*Try it*: Please filter the entries for the word "swatch" and copy every line that has it.

*Dataset records*:

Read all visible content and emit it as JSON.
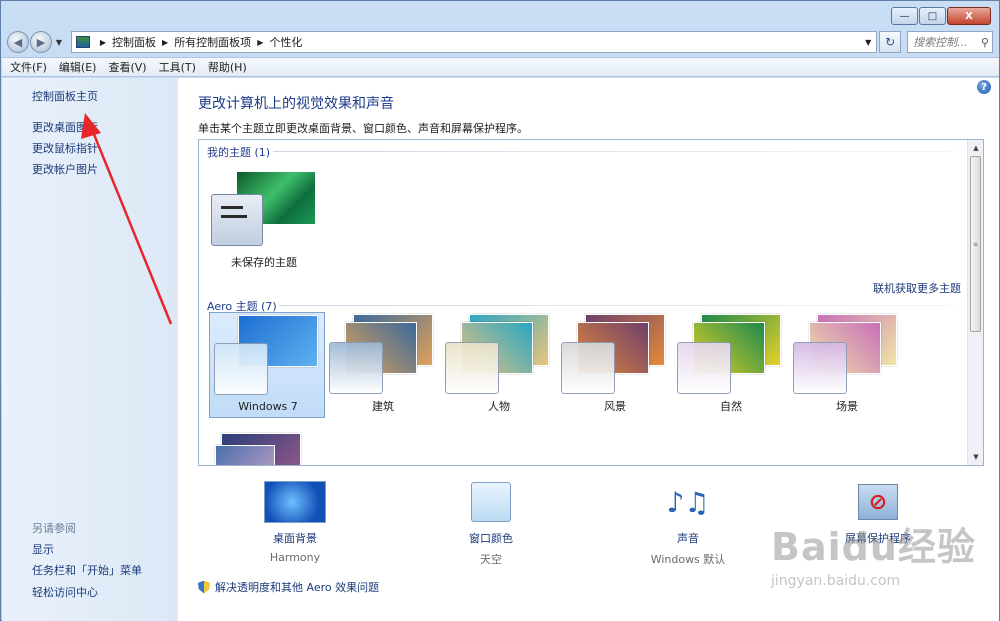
{
  "window": {
    "minimize_glyph": "—",
    "maximize_glyph": "□",
    "close_glyph": "X"
  },
  "addressbar": {
    "back_glyph": "◀",
    "forward_glyph": "▶",
    "dropdown_glyph": "▼",
    "crumbs": [
      "控制面板",
      "所有控制面板项",
      "个性化"
    ],
    "crumb_sep": "▶",
    "refresh_glyph": "↻",
    "search_placeholder": "搜索控制...",
    "search_glyph": "⚲"
  },
  "menubar": {
    "items": [
      "文件(F)",
      "编辑(E)",
      "查看(V)",
      "工具(T)",
      "帮助(H)"
    ]
  },
  "sidebar": {
    "links": [
      "控制面板主页",
      "更改桌面图标",
      "更改鼠标指针",
      "更改帐户图片"
    ],
    "see_also_heading": "另请参阅",
    "see_also_links": [
      "显示",
      "任务栏和「开始」菜单",
      "轻松访问中心"
    ]
  },
  "content": {
    "help_glyph": "?",
    "title": "更改计算机上的视觉效果和声音",
    "description": "单击某个主题立即更改桌面背景、窗口颜色、声音和屏幕保护程序。",
    "my_themes_heading": "我的主题 (1)",
    "unsaved_theme_label": "未保存的主题",
    "online_link": "联机获取更多主题",
    "aero_heading": "Aero 主题 (7)",
    "aero_themes": [
      {
        "label": "Windows 7",
        "selected": true,
        "colors": [
          "#1d6fd1",
          "#5fb1f0"
        ],
        "swatch": "#cfe6f8"
      },
      {
        "label": "建筑",
        "selected": false,
        "colors": [
          "#3b6a9b",
          "#e0a25a"
        ],
        "swatch": "#9cb8d6"
      },
      {
        "label": "人物",
        "selected": false,
        "colors": [
          "#2aa6c4",
          "#e9c47d"
        ],
        "swatch": "#e9e2c7"
      },
      {
        "label": "风景",
        "selected": false,
        "colors": [
          "#6f3f6b",
          "#e38a3a"
        ],
        "swatch": "#d8d8d8"
      },
      {
        "label": "自然",
        "selected": false,
        "colors": [
          "#1d8a4a",
          "#e6d12a"
        ],
        "swatch": "#e4d6ec"
      },
      {
        "label": "场景",
        "selected": false,
        "colors": [
          "#c86fb8",
          "#f0e6a8"
        ],
        "swatch": "#d4b8e4"
      }
    ],
    "scroll_up_glyph": "▲",
    "scroll_down_glyph": "▼",
    "scroll_grip_glyph": "≡"
  },
  "bottom": {
    "items": [
      {
        "label": "桌面背景",
        "sub": "Harmony"
      },
      {
        "label": "窗口颜色",
        "sub": "天空"
      },
      {
        "label": "声音",
        "sub": "Windows 默认"
      },
      {
        "label": "屏幕保护程序",
        "sub": ""
      }
    ],
    "sound_glyph": "♪♫",
    "screensaver_glyph": "⊘"
  },
  "aero_link": "解决透明度和其他 Aero 效果问题",
  "watermark": {
    "logo": "Baidu经验",
    "url": "jingyan.baidu.com"
  }
}
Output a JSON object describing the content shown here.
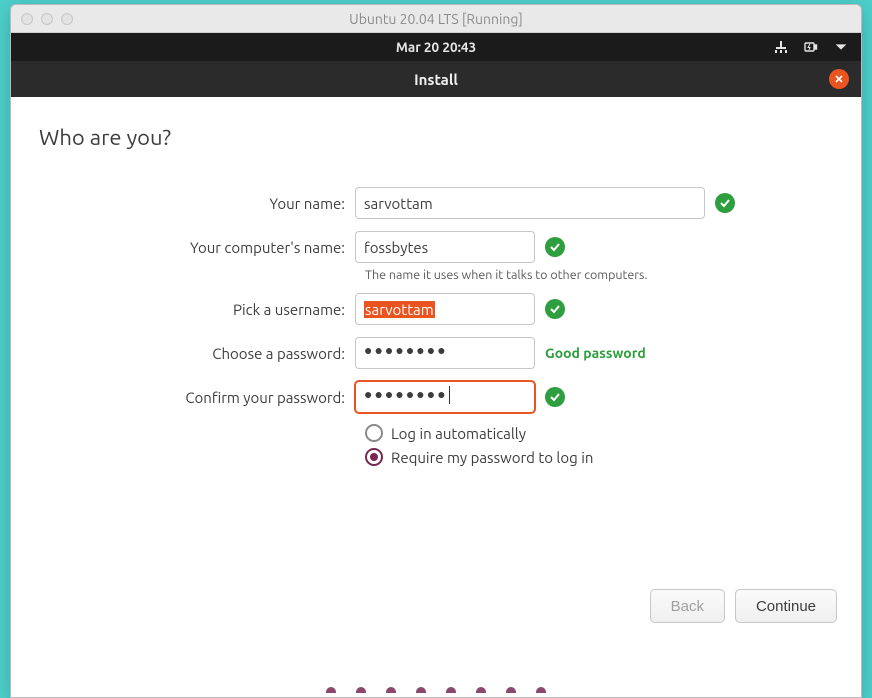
{
  "mac": {
    "title": "Ubuntu 20.04 LTS [Running]"
  },
  "gnome": {
    "datetime": "Mar 20  20:43"
  },
  "installer": {
    "window_title": "Install",
    "heading": "Who are you?",
    "labels": {
      "name": "Your name:",
      "hostname": "Your computer's name:",
      "hostname_hint": "The name it uses when it talks to other computers.",
      "username": "Pick a username:",
      "password": "Choose a password:",
      "confirm": "Confirm your password:"
    },
    "values": {
      "name": "sarvottam",
      "hostname": "fossbytes",
      "username": "sarvottam",
      "password_mask": "●●●●●●●●",
      "confirm_mask": "●●●●●●●●"
    },
    "password_strength": "Good password",
    "radio": {
      "auto": "Log in automatically",
      "require": "Require my password to log in",
      "selected": "require"
    },
    "buttons": {
      "back": "Back",
      "continue": "Continue"
    }
  }
}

*Your solution*:
        "swatch": "#cfe6f8"
        "swatch": "#9cb8d6"
        "swatch": "#e9e2c7"
        "swatch": "#d8d8d8"
        "swatch": "#e4d6ec"
        "swatch": "#d4b8e4"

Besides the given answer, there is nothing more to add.